Data about app and page elements:
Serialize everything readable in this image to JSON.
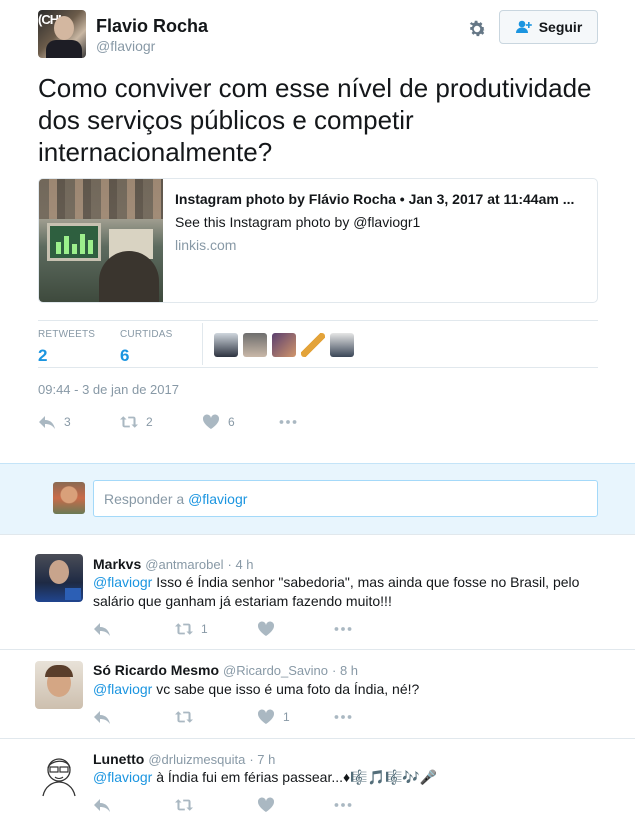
{
  "header": {
    "name": "Flavio Rocha",
    "handle": "@flaviogr",
    "avatar_logo_text": "(CHI",
    "follow_label": "Seguir"
  },
  "tweet": {
    "text": "Como conviver com esse nível de produtividade dos serviços públicos e competir internacionalmente?",
    "card": {
      "title": "Instagram photo by Flávio Rocha • Jan 3, 2017 at 11:44am ...",
      "description": "See this Instagram photo by @flaviogr1",
      "domain": "linkis.com"
    },
    "stats": {
      "retweets_label": "RETWEETS",
      "retweets_value": "2",
      "likes_label": "CURTIDAS",
      "likes_value": "6"
    },
    "timestamp": "09:44 - 3 de jan de 2017",
    "actions": {
      "retweet_count": "2",
      "like_count": "6",
      "reply_count": "3"
    }
  },
  "reply_box": {
    "placeholder_prefix": "Responder a ",
    "placeholder_mention": "@flaviogr"
  },
  "replies": [
    {
      "name": "Markvs",
      "handle": "@antmarobel",
      "time": "· 4 h",
      "mention": "@flaviogr",
      "text": " Isso é Índia senhor \"sabedoria\", mas ainda que fosse no Brasil, pelo salário que ganham já estariam fazendo muito!!!",
      "retweet_count": "1",
      "like_count": ""
    },
    {
      "name": "Só Ricardo Mesmo",
      "handle": "@Ricardo_Savino",
      "time": "· 8 h",
      "mention": "@flaviogr",
      "text": " vc sabe que isso é uma foto da Índia, né!?",
      "retweet_count": "",
      "like_count": "1"
    },
    {
      "name": "Lunetto",
      "handle": "@drluizmesquita",
      "time": "· 7 h",
      "mention": "@flaviogr",
      "text": " à Índia fui em férias passear...♦🎼🎵🎼🎶🎤",
      "retweet_count": "",
      "like_count": ""
    }
  ],
  "colors": {
    "link": "#1b95e0",
    "muted": "#8899a6",
    "reply_bg": "#e8f5fd"
  }
}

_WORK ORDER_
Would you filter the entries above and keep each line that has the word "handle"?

_ANSWER SECTION_
    "handle": "@flaviogr",
      "handle": "@antmarobel",
      "handle": "@Ricardo_Savino",
      "handle": "@drluizmesquita",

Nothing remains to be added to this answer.